Mold can be harmful in any living space. Fortunately, mold testing can reveal whether a building or apartment has mold. Markham mold inspection team explains it is important because uncontrolled mold growth can lead to significant health problems such as asthma, allergies, and neurological disorders. In addition, a mold infestation can cause structural damage to your property.
Therefore, only by testing for mold can you identify problem areas in your home and take the necessary steps to eliminate them and prevent their reoccurrence. It’s also important to determine the type of mold so you can decide on the best treatment method. Even better, mold testing will give you peace of mind knowing that there is no mold in your house or building. It only implies that choosing the right Louisville mold removal company can go a long way in providing the appropriate remedies. Here’s how to test for mold in your home;
Mold: What Does It Look Like?
Mold develops from spores that float in the air. It grows virtually anywhere the spores fall off and receive moisture and a suitable temperature of 40 to 100 °Fahrenheit Typically, this includes almost any damp area in your home. Mold, common mildew, starts as small, usually black spots but quickly expands to large colonies; this is one of the easiest ways to determine if your home is infested with mold. It’s the black substance you notice in the damp walls of a bathroom, in the grout lines, and outside on decking boards and painted siding, especially in damp and shady areas.
It’s difficult to distinguish a partially soiled surface from one with mold. Dab a few drops of household bleach on the darkened area to check whether mold is present. Mold is present if it comes off after a minute or two. If the spot remains black, dirt is most likely present.
Distinguishing Dirt From Mold
Usually, mold is visible, but microscopic or well-hidden growths can make the surface appear unclean. You can perform a simple mold test by dipping a swab in a bleach solution, i.e., one part bleach and sixteen parts water. After that, dab the walls with it. Assuming the spot lightens quickly or keeps returning after a cleaning. In this case, you are dealing with mold. While you can buy test kits to determine the presence and type of mold, they will not help you determine the cause or figure out how to fight it.

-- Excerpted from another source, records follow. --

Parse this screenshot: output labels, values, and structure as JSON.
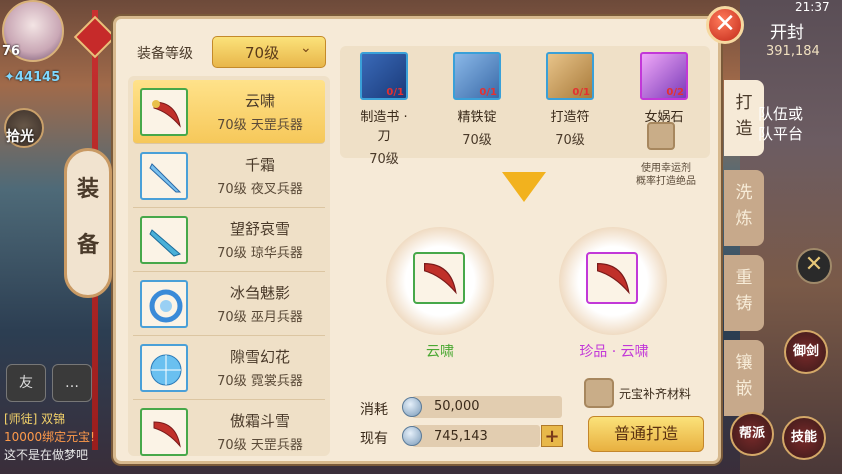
{
  "hud": {
    "player_level": "76",
    "power": "44145",
    "pickup_label": "拾光",
    "time": "21:37",
    "server_label": "开封",
    "server_number": "391,184",
    "team_line1": "队伍或",
    "team_line2": "队平台",
    "gang_label": "帮派",
    "skill_label": "技能",
    "sword_label": "御剑",
    "chat_friend": "友",
    "chat_line1": "[师徒] 双锦",
    "chat_line2": "10000绑定元宝!",
    "chat_line3": "这不是在做梦吧"
  },
  "side_tab": {
    "label_1": "装",
    "label_2": "备"
  },
  "panel": {
    "level_label": "装备等级",
    "level_value": "70级",
    "items": [
      {
        "name": "云啸",
        "desc": "70级 天罡兵器"
      },
      {
        "name": "千霜",
        "desc": "70级 夜叉兵器"
      },
      {
        "name": "望舒哀雪",
        "desc": "70级 琼华兵器"
      },
      {
        "name": "冰刍魅影",
        "desc": "70级 巫月兵器"
      },
      {
        "name": "隙雪幻花",
        "desc": "70级 霓裳兵器"
      },
      {
        "name": "傲霜斗雪",
        "desc": "70级 天罡兵器"
      }
    ],
    "materials": [
      {
        "name": "制造书 · 刀",
        "level": "70级",
        "count": "0/1"
      },
      {
        "name": "精铁锭",
        "level": "70级",
        "count": "0/1"
      },
      {
        "name": "打造符",
        "level": "70级",
        "count": "0/1"
      },
      {
        "name": "女娲石",
        "level": "",
        "count": "0/2"
      }
    ],
    "luck_hint_line1": "使用幸运剂",
    "luck_hint_line2": "概率打造绝品",
    "result_normal": "云啸",
    "result_rare": "珍品 · 云啸",
    "cost_label": "消耗",
    "cost_value": "50,000",
    "own_label": "现有",
    "own_value": "745,143",
    "yuanbao_label": "元宝补齐材料",
    "forge_button": "普通打造"
  },
  "tabs": [
    {
      "label_1": "打",
      "label_2": "造"
    },
    {
      "label_1": "洗",
      "label_2": "炼"
    },
    {
      "label_1": "重",
      "label_2": "铸"
    },
    {
      "label_1": "镶",
      "label_2": "嵌"
    }
  ],
  "colors": {
    "panel_bg": "#f6ead7",
    "selected_item": "#f6c85a",
    "normal_result": "#4aa832",
    "rare_result": "#c238d8",
    "forge_button": "#e8b040"
  }
}
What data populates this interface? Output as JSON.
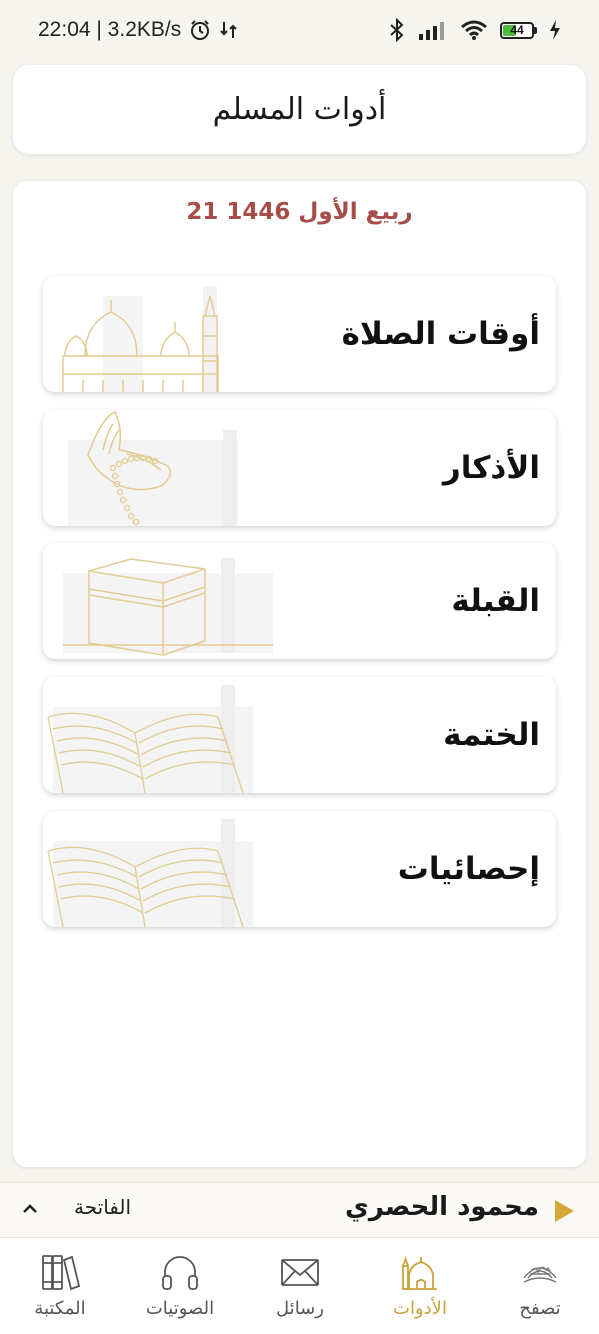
{
  "status_bar": {
    "time_speed": "22:04 | 3.2KB/s",
    "battery_level": "44"
  },
  "header": {
    "title": "أدوات المسلم"
  },
  "main": {
    "hijri_date": "21 ربيع الأول 1446",
    "tools": [
      {
        "label": "أوقات الصلاة",
        "art": "mosque-illustration"
      },
      {
        "label": "الأذكار",
        "art": "prayer-hands-illustration"
      },
      {
        "label": "القبلة",
        "art": "kaaba-illustration"
      },
      {
        "label": "الختمة",
        "art": "open-quran-illustration"
      },
      {
        "label": "إحصائيات",
        "art": "open-quran-illustration"
      }
    ]
  },
  "player": {
    "reciter": "محمود الحصري",
    "surah": "الفاتحة"
  },
  "bottom_nav": {
    "items": [
      {
        "label": "تصفح",
        "icon": "mushaf-icon"
      },
      {
        "label": "الأدوات",
        "icon": "mosque-icon",
        "active": true
      },
      {
        "label": "رسائل",
        "icon": "envelope-icon"
      },
      {
        "label": "الصوتيات",
        "icon": "headphones-icon"
      },
      {
        "label": "المكتبة",
        "icon": "books-icon"
      }
    ]
  },
  "colors": {
    "accent": "#c9a33a",
    "date": "#a64d4a",
    "battery": "#4cbd38",
    "art": "#e0c98a"
  }
}
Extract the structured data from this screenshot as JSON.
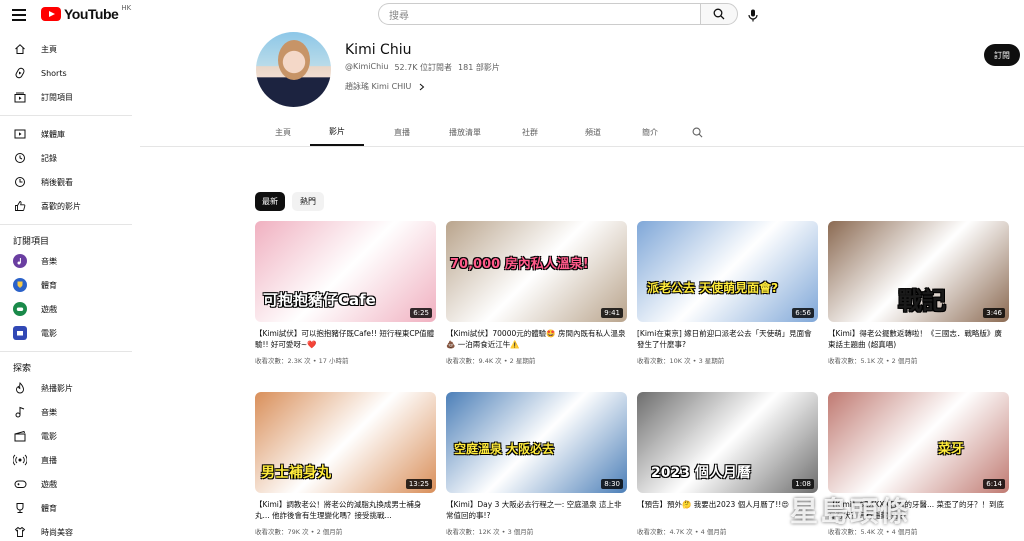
{
  "header": {
    "logo_text": "YouTube",
    "region": "HK",
    "search_placeholder": "搜尋",
    "icons": {
      "menu": "menu-icon",
      "search": "search-icon",
      "mic": "mic-icon"
    }
  },
  "sidebar": {
    "main": [
      {
        "label": "主頁",
        "icon": "home-icon"
      },
      {
        "label": "Shorts",
        "icon": "shorts-icon"
      },
      {
        "label": "訂閱項目",
        "icon": "subscriptions-icon"
      }
    ],
    "library": [
      {
        "label": "媒體庫",
        "icon": "library-icon"
      },
      {
        "label": "記錄",
        "icon": "history-icon"
      },
      {
        "label": "稍後觀看",
        "icon": "watch-later-icon"
      },
      {
        "label": "喜歡的影片",
        "icon": "like-icon"
      }
    ],
    "subscriptions_heading": "訂閱項目",
    "subscriptions": [
      {
        "label": "音樂",
        "color": "#6a3ea1"
      },
      {
        "label": "體育",
        "color": "#2b62c9"
      },
      {
        "label": "遊戲",
        "color": "#1a8a4a"
      },
      {
        "label": "電影",
        "color": "#3148b5"
      }
    ],
    "explore_heading": "探索",
    "explore": [
      {
        "label": "熱播影片",
        "icon": "trending-icon"
      },
      {
        "label": "音樂",
        "icon": "music-icon"
      },
      {
        "label": "電影",
        "icon": "film-icon"
      },
      {
        "label": "直播",
        "icon": "live-icon"
      },
      {
        "label": "遊戲",
        "icon": "gaming-icon"
      },
      {
        "label": "體育",
        "icon": "trophy-icon"
      },
      {
        "label": "時尚美容",
        "icon": "fashion-icon"
      }
    ]
  },
  "channel": {
    "name": "Kimi Chiu",
    "handle": "@KimiChiu",
    "subscribers": "52.7K 位訂閱者",
    "videos": "181 部影片",
    "description": "趙詠瑤 Kimi CHIU",
    "subscribe_label": "訂閱"
  },
  "tabs": [
    "主頁",
    "影片",
    "直播",
    "播放清單",
    "社群",
    "頻道",
    "簡介"
  ],
  "active_tab": "影片",
  "chips": {
    "latest": "最新",
    "popular": "熱門"
  },
  "videos": [
    {
      "title": "【Kimi試伏】可以抱抱豬仔既Cafe!! 短行程東CP值體驗!! 好可愛呀~❤️",
      "meta": "收看次數：2.3K 次 • 17 小時前",
      "duration": "6:25",
      "caption": "可抱抱豬仔Cafe",
      "bg": "#f0b0c0",
      "cap_color": "#ffffff"
    },
    {
      "title": "【Kimi試伏】70000元的體驗🤩 房間內既有私人溫泉💩 一泊兩食近江牛⚠️",
      "meta": "收看次數：9.4K 次 • 2 星期前",
      "duration": "9:41",
      "caption": "70,000 房內私人溫泉!",
      "bg": "#b9a48c",
      "cap_color": "#ff5a8a"
    },
    {
      "title": "[Kimi在東京] 嫁日前迎口派老公去「天使萌」見面會發生了什麼事?",
      "meta": "收看次數：10K 次 • 3 星期前",
      "duration": "6:56",
      "caption": "派老公去 天使萌見面會?",
      "bg": "#7fa7d8",
      "cap_color": "#ffeb3b"
    },
    {
      "title": "【Kimi】得老公擺數返轉啦！《三國志．戰略版》廣東話主題曲 (超真唱)",
      "meta": "收看次數：5.1K 次 • 2 個月前",
      "duration": "3:46",
      "caption": "戰記",
      "bg": "#8b6a52",
      "cap_color": "#1a1a1a"
    },
    {
      "title": "【Kimi】調教老公！將老公的減脂丸換成男士補身丸... 他詐後會有生理變化嗎？接受挑戰...",
      "meta": "收看次數：79K 次 • 2 個月前",
      "duration": "13:25",
      "caption": "男士補身丸",
      "bg": "#d98f5a",
      "cap_color": "#ffeb3b"
    },
    {
      "title": "【Kimi】Day 3 大阪必去行程之一: 空庭溫泉 這上非常值回的事!?",
      "meta": "收看次數：12K 次 • 3 個月前",
      "duration": "8:30",
      "caption": "空庭溫泉 大阪必去",
      "bg": "#4c7fb8",
      "cap_color": "#ffeb3b"
    },
    {
      "title": "【預告】預外🤔 我要出2023 個人月曆了!!😍",
      "meta": "收看次數：4.7K 次 • 4 個月前",
      "duration": "1:08",
      "caption": "2023 個人月曆",
      "bg": "#6d6d6d",
      "cap_color": "#ffffff"
    },
    {
      "title": "【Kimi】$2XXXX日本的牙醫... 菜歪了的牙？！到底有冇伏？有冇隱藏收費？",
      "meta": "收看次數：5.4K 次 • 4 個月前",
      "duration": "6:14",
      "caption": "菜牙",
      "bg": "#c07a72",
      "cap_color": "#ffeb3b"
    }
  ],
  "watermark": "星島頭條"
}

Use A Scraper To Check The Region
Mildew as a surface mold won’t harm the structural integrity of your property. Other types of mold, however, will cause rot. Use sharp objects such as a scraper or screwdriver to inspect the suspect area for mold. Assuming the wood is mushy or crumbly, the fungus has taken hold, and decay has begun.
Examine For Plumbing Defects

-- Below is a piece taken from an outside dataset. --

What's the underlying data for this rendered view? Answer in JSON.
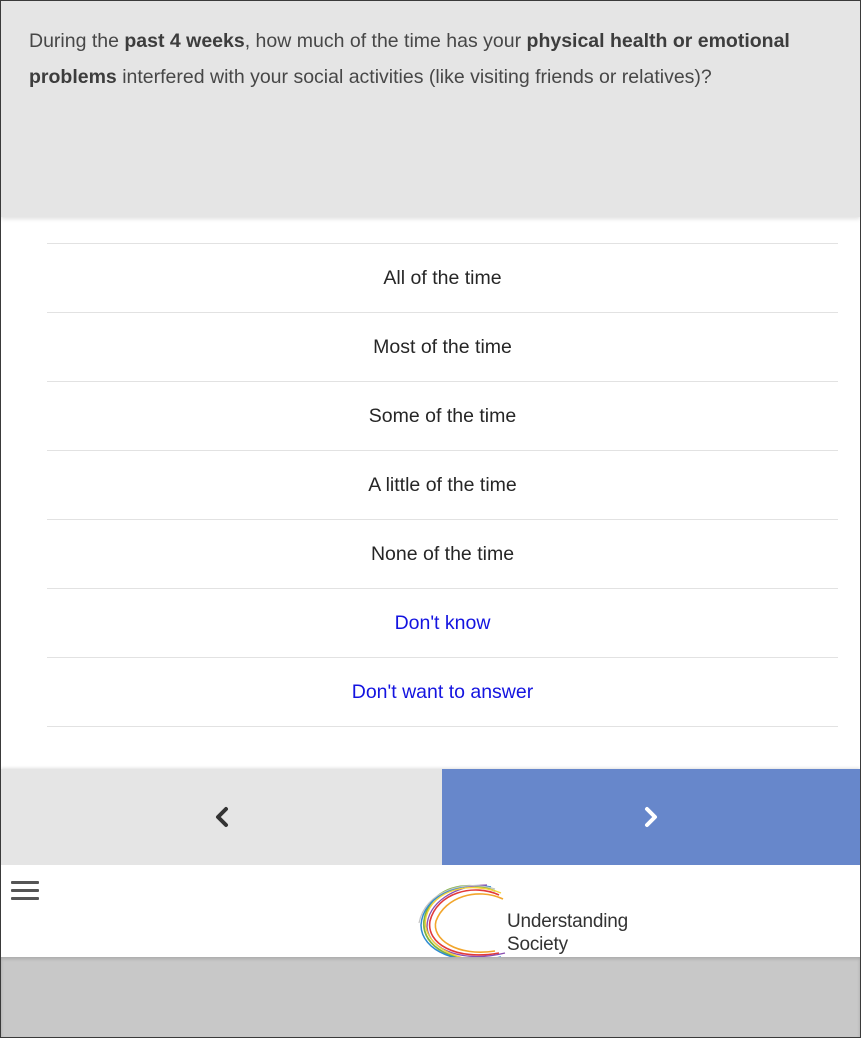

If you notice mold near sewer lines, water pipes, ice machine lines, or plumbing, it is most likely the result of a nearby leak. Keep the water flowing while you inspect the plumbing and nearby area for damp spots to determine if mold has formed from a water leak. When water penetrates absorbent materials such as drywall, it flows in all directions, i.e., sideways, downward, and upward. Therefore, the actual leak may be some distance away from the mold. Once you have discovered the leak, you should repair it.
Watch For Leaks In The Exterior

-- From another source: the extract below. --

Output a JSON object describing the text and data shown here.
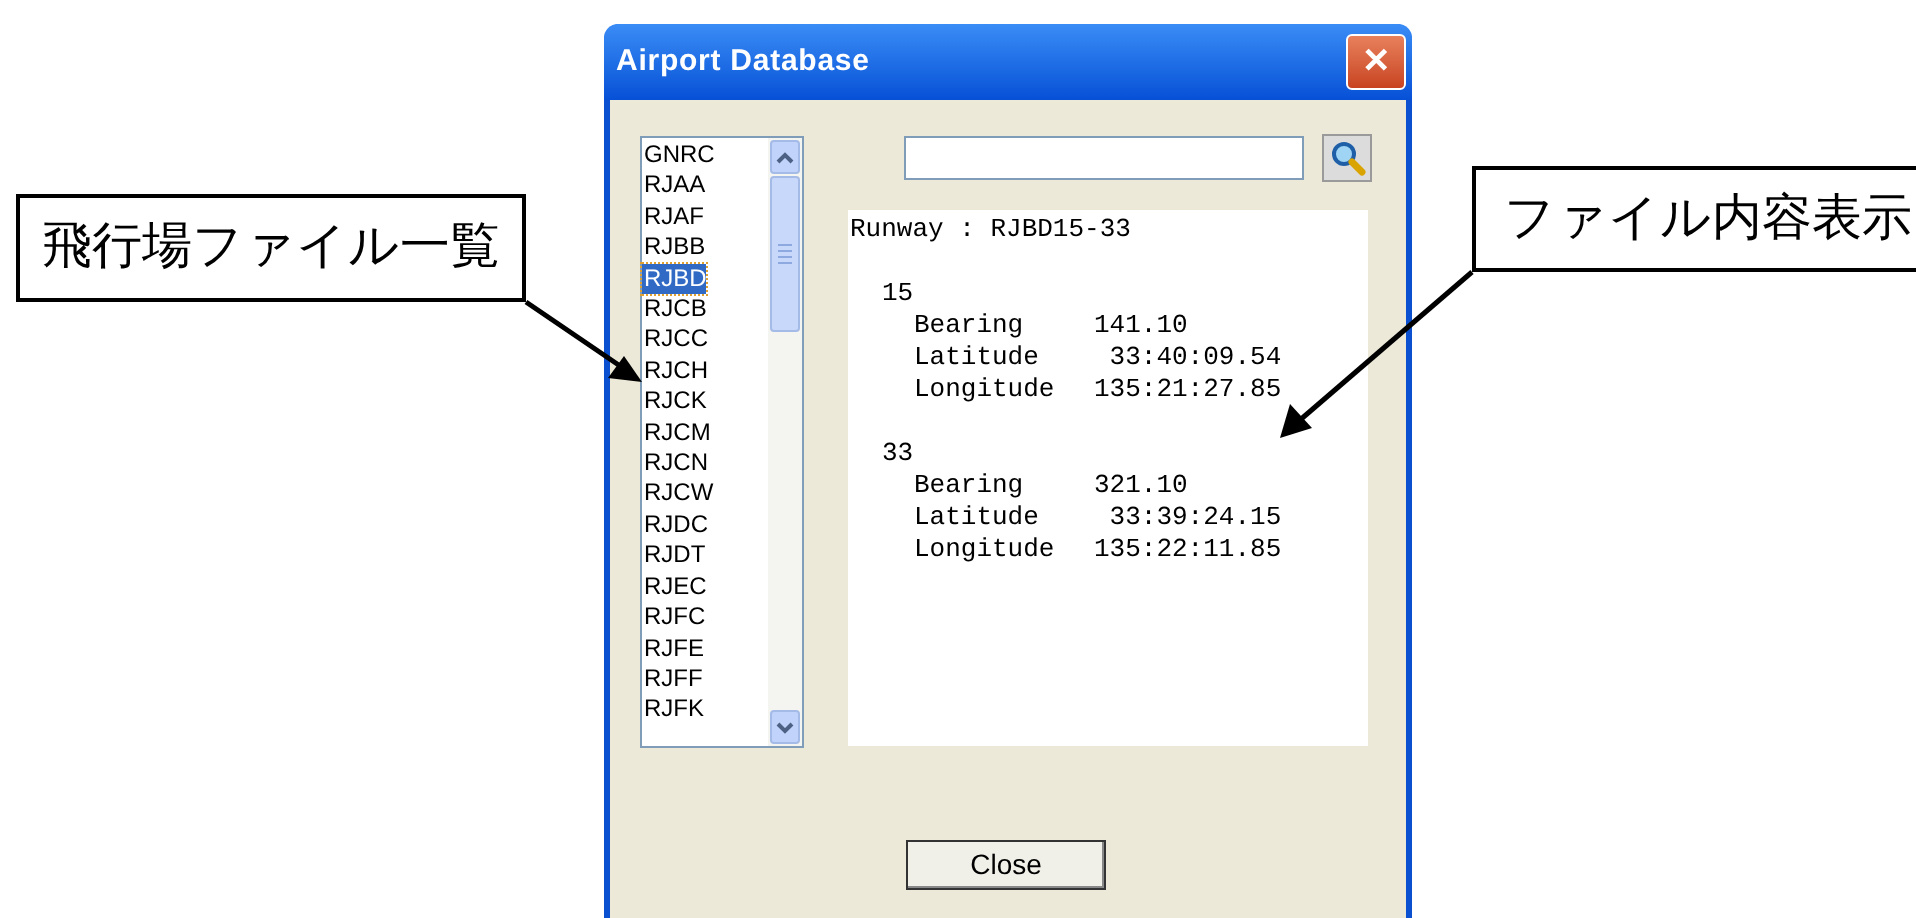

When inspecting exterior walls and ceilings for mold, look for leaks inside the wall and roofing. Determine the dimensions from the moldy area to the reference point, such as a doorway, and then identify the area on the opposite side of your ceiling or wall. Examine the surrounding ductwork, roof sheathing, deck boards, window frames, and any rotting wood. Check if the terrain slopes toward the house and if gutters discharge next to the wall. If the ground around the house gets too wet, water will seep into the foundation or floor slab and cause chronic moisture. When repairing the leakage, be sure to install the covers properly.
Examine Your Duct System
Mold growth on the ceiling behind ducts or registers is not an indication of a leaky roof. Poor air duct insulation could be the problem. Also, ducts that carry cold air across attics or crawl spaces create warm, moist air that condenses and produces water. The condensation indicates that your duct is not insulated or does not have a vapor barrier. The water eventually penetrates the drywall and insulation, allowing mold spores to take hold. In cooler temperatures, the opposite is true. Moisture accumulates wherever warm air flows, such as at open seams between duct components. Check your duct system for mold infestation.
The CDC (Centers for Disease Control) doesn’t advocate regular mold testing. At the same time, it’s usually dangerous, unnecessary, and costly to determine the type of mold because you must get rid of it in the long run. As such, consider engaging mold removal experts who understand the involved processes in protecting you and your loved ones safely.